Morgan soon after became the first black adjustor, fixing and improving machinery. He then opened his own repair shop in 1907 and launched a clothing business with his second wife Mary Anne Hassek.
Although it was a difficult period for black Americans, Morgan made enough money and became the first black man in Cleveland to own a car. After witnessing a serious accident, he invented the traffic signal in 1922.
Morgan eventually sold his invention to General Electric, and although it is now widely used, Morgan received $40,000. Although it might not seem like too much these days, $40,000 during that time would equal about $569,997.69 today.
From the invention, Morgan also made it a point of interest to support to the black community by joining the NAACP, donating to black colleges and starting “The Cleveland Call” for black Americans.

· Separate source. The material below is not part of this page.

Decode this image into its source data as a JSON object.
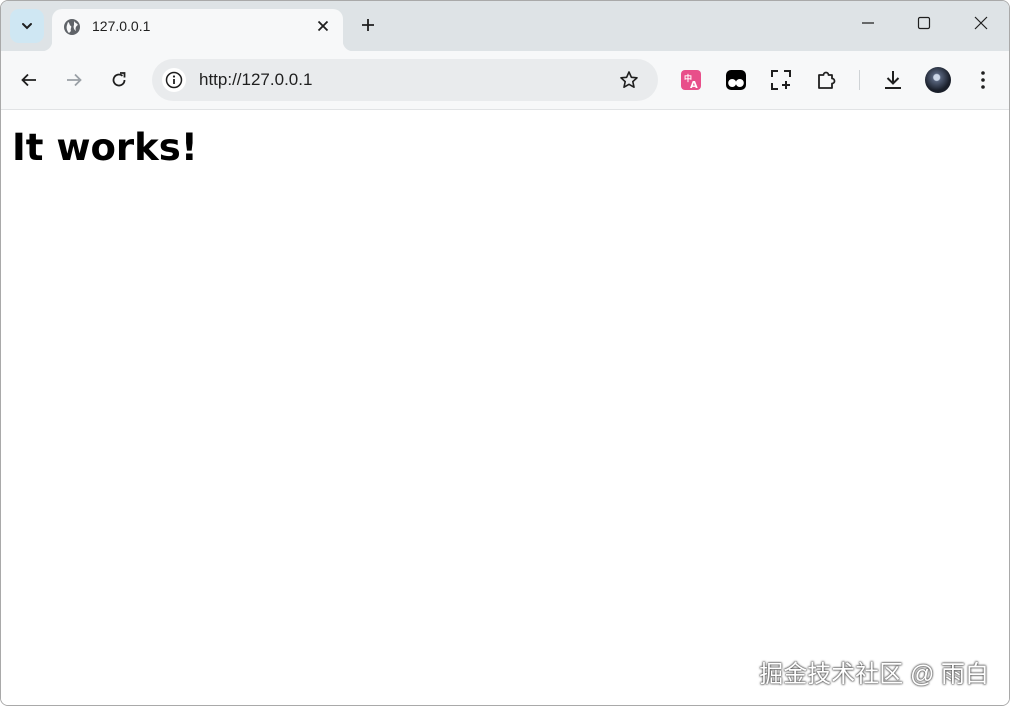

Born in 1942, Patricia Bath is an ophthalmologist and an inventive research scientist who advocates for blindness prevention, treatment and cure. Inspired to study medicine after hearing about Dr. Albert Schweitzer’s services to lepers in the Congo, Bath received her medical degree from the Howard University College of Medicine.
Simultaneously interning at Harlem Hospital and Columbia University, Bath observed that half of the patients at the Harlem Hospital were blind or visually impaired. Yet, strangely enough, the eye clinic at Columbia had few blind patients.
Following her observation, she conducted a retrospective epidemiological study which had shocking results. Her research found that the rate of blindness among black people was double of that in white people.
She concluded that the high rate of blindness among blacks was a result of the lack of access to ophthalmic care. As a result, she proposed a new discipline known as community ophthalmology.
Community ophthalmology promotes eye health through public health, community and clinical ophthalmology to underserved populations.
However, her contribution to ophthalmology didn’t stop there. After five years of research and testing, Bath invented the laserphaco probe which was a new device to remove cataracts, and in 1988, she became the first black female doctor to receive a patent for a medical invention.
Her other accomplishments include being the first woman to chair an ophthalmology residency program at Drew-UCLA.
As a black inventor, Charles Drew altered medicine by establishing the first blood bank and is the first black surgeon examiner of the American Board of Surgery. While attending Dunbar High School, Drew’s academic and athletic excellence earned him a scholarship to Amherst College in Massachusetts.
Years later, he was offered a research fellowship by the Rockefeller Foundation to study blood at the Presbyterian Medical Center. Critically during that time, he discovered plasma could be stored and preserved for future emergencies.
A little while after earning his Ph.D., Drew directed an experimental program focused on collecting, testing and distributing plasma in Great Britain. Ending the trial run on a successful note, Drew and his team collected blood from about 15,000 people and gave over 1,500 transfusions.
Drew was then appointed as the director of the first American Red Cross Plasma Bank. By recruiting 100,000 blood donors for the U.S. Army and Navy during World War II, his leadership helped save the lives of thousands of wounded soldiers.
Unfortunately, the U.S. military had a segregated blood system that refused to give blood from black people to white soldiers. Citing the fact that there is no evidence of differences in blood between the races, Drew criticized the policy and resigned from his position.